The article, by reporter Justin Parker, asked the simple question ‘Does being An MP make marriage harder?’
Citing the recent divorces of Tory MPs Mark Pritchard and Claire Perry, Pritchard notes that more than 20 MPs have recently untied the knot and says this something like one and half times the national average.
The question, of course, is whether there is something about life as an MP that makes divorce more likely. Claire Perry certainly suggests there might be. She told her local paper that she and her husband:
“Our marriage has become increasingly difficult for several years. It’s nobody’s fault, no-one has behaved badly, we have just grown apart. We both have extremely demanding jobs and for some time we have been going our separate ways.”
That certainly tallies with my own experience representing a number of MPs in divorce cases: It’s a demanding lifestyle requiring long hours and long periods away from home.
As I note in the article, the job puts MPs under massive stress. The work-life balance is hard to achieve for people who have to devote themselves so much to their jobs.

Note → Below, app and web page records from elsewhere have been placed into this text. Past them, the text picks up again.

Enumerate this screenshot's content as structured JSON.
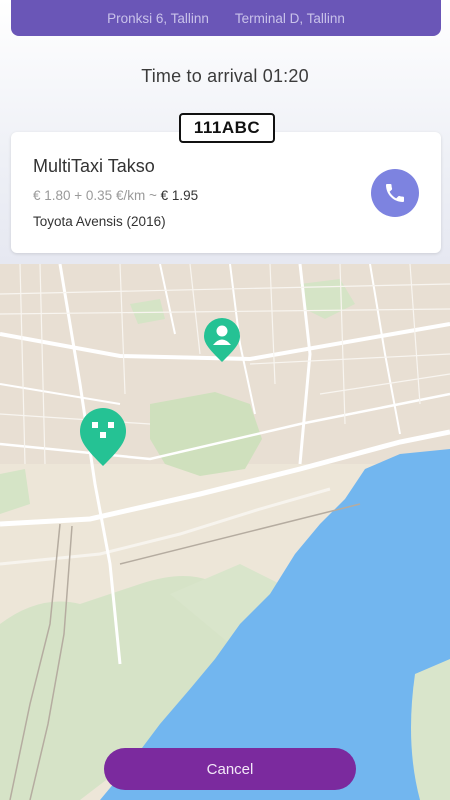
{
  "route": {
    "from": "Pronksi 6, Tallinn",
    "to": "Terminal D, Tallinn"
  },
  "eta": "Time to arrival 01:20",
  "ride": {
    "plate": "111ABC",
    "company": "MultiTaxi Takso",
    "price_formula": "€ 1.80 + 0.35 €/km",
    "price_sep": " ~ ",
    "price_total": "€ 1.95",
    "car": "Toyota Avensis (2016)"
  },
  "actions": {
    "cancel_label": "Cancel"
  },
  "colors": {
    "header": "#6a56b7",
    "call_button": "#7d83e0",
    "cancel_button": "#7b2a9e",
    "map_pin": "#25c294",
    "water": "#72b6ef"
  },
  "icons": {
    "call": "phone-icon",
    "user_pin": "user-location-pin-icon",
    "taxi_pin": "taxi-location-pin-icon"
  }
}
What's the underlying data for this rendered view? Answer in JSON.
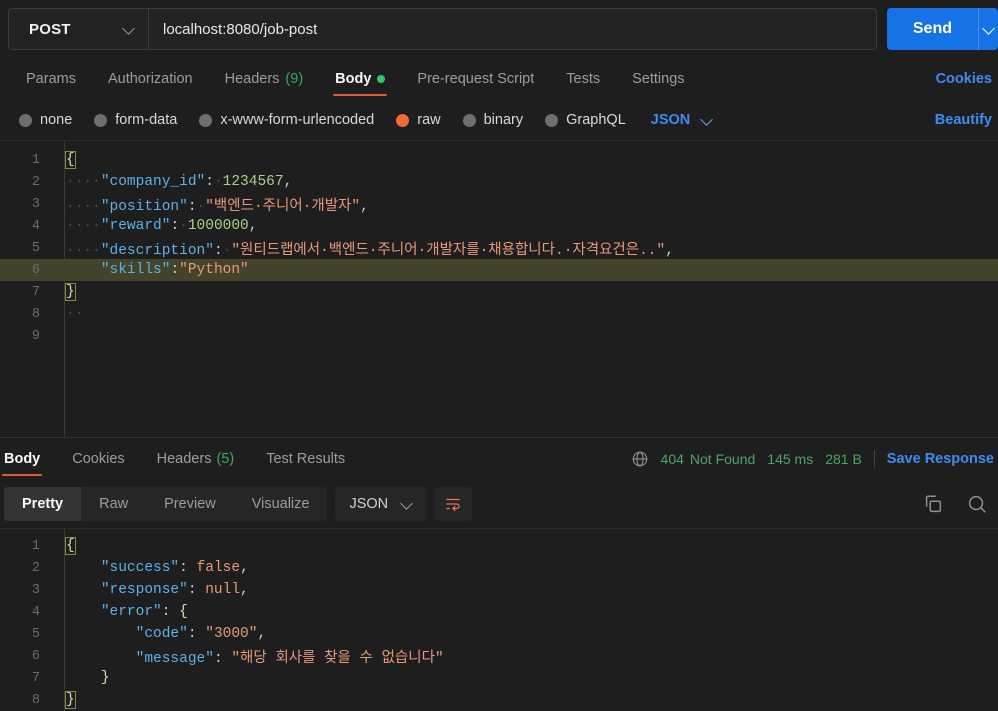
{
  "urlbar": {
    "method": "POST",
    "url": "localhost:8080/job-post",
    "send_label": "Send",
    "method_chevron_icon": "chevron-down-icon",
    "send_chevron_icon": "chevron-down-icon",
    "accent_blue": "#1573e6"
  },
  "request_tabs": {
    "items": [
      {
        "label": "Params",
        "count": "",
        "active": false,
        "dot": false
      },
      {
        "label": "Authorization",
        "count": "",
        "active": false,
        "dot": false
      },
      {
        "label": "Headers",
        "count": "(9)",
        "active": false,
        "dot": false
      },
      {
        "label": "Body",
        "count": "",
        "active": true,
        "dot": true
      },
      {
        "label": "Pre-request Script",
        "count": "",
        "active": false,
        "dot": false
      },
      {
        "label": "Tests",
        "count": "",
        "active": false,
        "dot": false
      },
      {
        "label": "Settings",
        "count": "",
        "active": false,
        "dot": false
      }
    ],
    "cookies_label": "Cookies"
  },
  "body_type": {
    "options": [
      {
        "label": "none",
        "selected": false
      },
      {
        "label": "form-data",
        "selected": false
      },
      {
        "label": "x-www-form-urlencoded",
        "selected": false
      },
      {
        "label": "raw",
        "selected": true
      },
      {
        "label": "binary",
        "selected": false
      },
      {
        "label": "GraphQL",
        "selected": false
      }
    ],
    "format": "JSON",
    "format_chevron_icon": "chevron-down-icon",
    "beautify_label": "Beautify"
  },
  "request_body": {
    "language": "json",
    "highlighted_line": 6,
    "lines": [
      {
        "n": 1,
        "tokens": [
          {
            "t": "{",
            "c": "br br-box"
          }
        ]
      },
      {
        "n": 2,
        "tokens": [
          {
            "t": "····",
            "c": "ws"
          },
          {
            "t": "\"company_id\"",
            "c": "k"
          },
          {
            "t": ":",
            "c": "p"
          },
          {
            "t": "·",
            "c": "ws"
          },
          {
            "t": "1234567",
            "c": "n"
          },
          {
            "t": ",",
            "c": "p"
          }
        ]
      },
      {
        "n": 3,
        "tokens": [
          {
            "t": "····",
            "c": "ws"
          },
          {
            "t": "\"position\"",
            "c": "k"
          },
          {
            "t": ":",
            "c": "p"
          },
          {
            "t": "·",
            "c": "ws"
          },
          {
            "t": "\"백엔드·주니어·개발자\"",
            "c": "s"
          },
          {
            "t": ",",
            "c": "p"
          }
        ]
      },
      {
        "n": 4,
        "tokens": [
          {
            "t": "····",
            "c": "ws"
          },
          {
            "t": "\"reward\"",
            "c": "k"
          },
          {
            "t": ":",
            "c": "p"
          },
          {
            "t": "·",
            "c": "ws"
          },
          {
            "t": "1000000",
            "c": "n"
          },
          {
            "t": ",",
            "c": "p"
          }
        ]
      },
      {
        "n": 5,
        "tokens": [
          {
            "t": "····",
            "c": "ws"
          },
          {
            "t": "\"description\"",
            "c": "k"
          },
          {
            "t": ":",
            "c": "p"
          },
          {
            "t": "·",
            "c": "ws"
          },
          {
            "t": "\"원티드랩에서·백엔드·주니어·개발자를·채용합니다.·자격요건은..\"",
            "c": "s"
          },
          {
            "t": ",",
            "c": "p"
          }
        ]
      },
      {
        "n": 6,
        "tokens": [
          {
            "t": "    ",
            "c": "ws"
          },
          {
            "t": "\"skills\"",
            "c": "k"
          },
          {
            "t": ":",
            "c": "p"
          },
          {
            "t": "\"Python\"",
            "c": "s"
          }
        ]
      },
      {
        "n": 7,
        "tokens": [
          {
            "t": "}",
            "c": "br br-box"
          }
        ]
      },
      {
        "n": 8,
        "tokens": [
          {
            "t": "··",
            "c": "ws"
          }
        ]
      },
      {
        "n": 9,
        "tokens": []
      }
    ]
  },
  "response_tabs": {
    "items": [
      {
        "label": "Body",
        "count": "",
        "active": true
      },
      {
        "label": "Cookies",
        "count": "",
        "active": false
      },
      {
        "label": "Headers",
        "count": "(5)",
        "active": false
      },
      {
        "label": "Test Results",
        "count": "",
        "active": false
      }
    ],
    "globe_icon": "globe-icon",
    "status_code": "404",
    "status_text": "Not Found",
    "time": "145 ms",
    "size": "281 B",
    "status_color": "#4aa564",
    "save_response_label": "Save Response"
  },
  "response_toolbar": {
    "view_modes": [
      {
        "label": "Pretty",
        "active": true
      },
      {
        "label": "Raw",
        "active": false
      },
      {
        "label": "Preview",
        "active": false
      },
      {
        "label": "Visualize",
        "active": false
      }
    ],
    "format": "JSON",
    "format_chevron_icon": "chevron-down-icon",
    "wrap_icon": "word-wrap-icon",
    "copy_icon": "copy-icon",
    "search_icon": "search-icon"
  },
  "response_body": {
    "language": "json",
    "lines": [
      {
        "n": 1,
        "tokens": [
          {
            "t": "{",
            "c": "br br-box"
          }
        ]
      },
      {
        "n": 2,
        "tokens": [
          {
            "t": "    ",
            "c": "ws"
          },
          {
            "t": "\"success\"",
            "c": "k"
          },
          {
            "t": ": ",
            "c": "p"
          },
          {
            "t": "false",
            "c": "b"
          },
          {
            "t": ",",
            "c": "p"
          }
        ]
      },
      {
        "n": 3,
        "tokens": [
          {
            "t": "    ",
            "c": "ws"
          },
          {
            "t": "\"response\"",
            "c": "k"
          },
          {
            "t": ": ",
            "c": "p"
          },
          {
            "t": "null",
            "c": "b"
          },
          {
            "t": ",",
            "c": "p"
          }
        ]
      },
      {
        "n": 4,
        "tokens": [
          {
            "t": "    ",
            "c": "ws"
          },
          {
            "t": "\"error\"",
            "c": "k"
          },
          {
            "t": ": ",
            "c": "p"
          },
          {
            "t": "{",
            "c": "br"
          }
        ]
      },
      {
        "n": 5,
        "tokens": [
          {
            "t": "        ",
            "c": "ws"
          },
          {
            "t": "\"code\"",
            "c": "k"
          },
          {
            "t": ": ",
            "c": "p"
          },
          {
            "t": "\"3000\"",
            "c": "s"
          },
          {
            "t": ",",
            "c": "p"
          }
        ]
      },
      {
        "n": 6,
        "tokens": [
          {
            "t": "        ",
            "c": "ws"
          },
          {
            "t": "\"message\"",
            "c": "k"
          },
          {
            "t": ": ",
            "c": "p"
          },
          {
            "t": "\"해당 회사를 찾을 수 없습니다\"",
            "c": "s"
          }
        ]
      },
      {
        "n": 7,
        "tokens": [
          {
            "t": "    ",
            "c": "ws"
          },
          {
            "t": "}",
            "c": "br"
          }
        ]
      },
      {
        "n": 8,
        "tokens": [
          {
            "t": "}",
            "c": "br br-box"
          }
        ]
      }
    ]
  }
}
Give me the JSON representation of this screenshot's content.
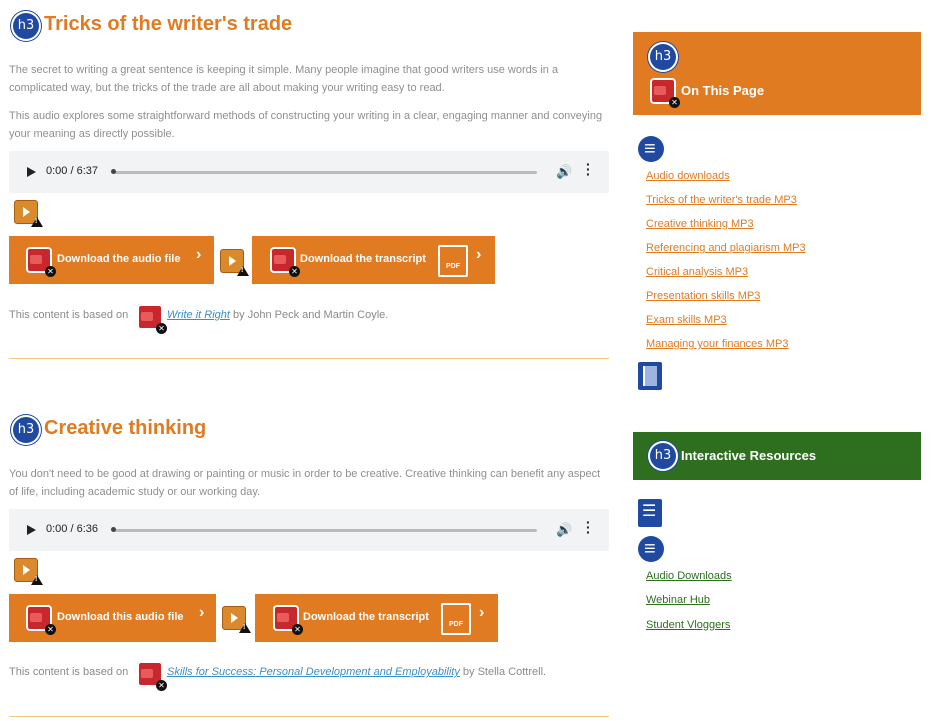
{
  "section1": {
    "badge": "h3",
    "title": "Tricks of the writer's trade",
    "para1": "The secret to writing a great sentence is keeping it simple. Many people imagine that good writers use words in a complicated way, but the tricks of the trade are all about making your writing easy to read.",
    "para2": "This audio explores some straightforward methods of constructing your writing in a clear, engaging manner and conveying your meaning as directly possible.",
    "audio_time": "0:00 / 6:37",
    "download_audio_label": "Download the audio file",
    "download_transcript_label": "Download the transcript",
    "based_on_prefix": "This content is based on",
    "book_title": "Write it Right",
    "book_authors": "by John Peck and Martin Coyle."
  },
  "section2": {
    "badge": "h3",
    "title": "Creative thinking",
    "para1": "You don't need to be good at drawing or painting or music in order to be creative. Creative thinking can benefit any aspect of life, including academic study or our working day.",
    "audio_time": "0:00 / 6:36",
    "download_audio_label": "Download this audio file",
    "download_transcript_label": "Download the transcript",
    "based_on_prefix": "This content is based on",
    "book_title": "Skills for Success: Personal Development and Employability",
    "book_authors": "by Stella Cottrell."
  },
  "sidebar": {
    "on_this_page": {
      "badge": "h3",
      "title": "On This Page",
      "links": [
        "Audio downloads",
        "Tricks of the writer's trade MP3",
        "Creative thinking MP3",
        "Referencing and plagiarism MP3",
        "Critical analysis MP3",
        "Presentation skills MP3",
        "Exam skills MP3",
        "Managing your finances MP3"
      ]
    },
    "interactive": {
      "badge": "h3",
      "title": "Interactive Resources",
      "links": [
        "Audio Downloads",
        "Webinar Hub",
        "Student Vloggers"
      ]
    }
  },
  "icons": {
    "pdf_text": "PDF"
  },
  "colors": {
    "accent_orange": "#e07b22",
    "heading_blue": "#1f4aa0",
    "sidebar_green": "#2e6e1f",
    "link_blue": "#3a8fc8"
  }
}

Being an MP, and especially a minister, is not relationship-friendly or child-friendly.
I told the BBC that more MPs get divorced than the average rate among the rest of the population. There are incalculable stresses and pressures on people. Politicians have to be very tough people.
Perhaps the darker sides of a life in Parliament can also help to corrode marriages. The BBC quotes me as saying: “It’s not the most moral of professions, is it? It’s an occupation where you can be economical with the truth.”
The feature also includes some forthright and colourful quotes from former Tory MP Lord Coe, who recalled his wife’s joy the night he lost his seat at the 1997 general election.
“The pattern of life imposed by Parliament is simply not one that works in a modern marriage – in the days of MPs with private incomes and stay-at-home wives, maybe. Things have improved a little, but during my term the earliest you could expect to be out was 10.15pm, and home at 11pm. That was a result. Your wife might actually be awake. You wonder how any MP’s marriage survives at all.”
To read the full article, click here.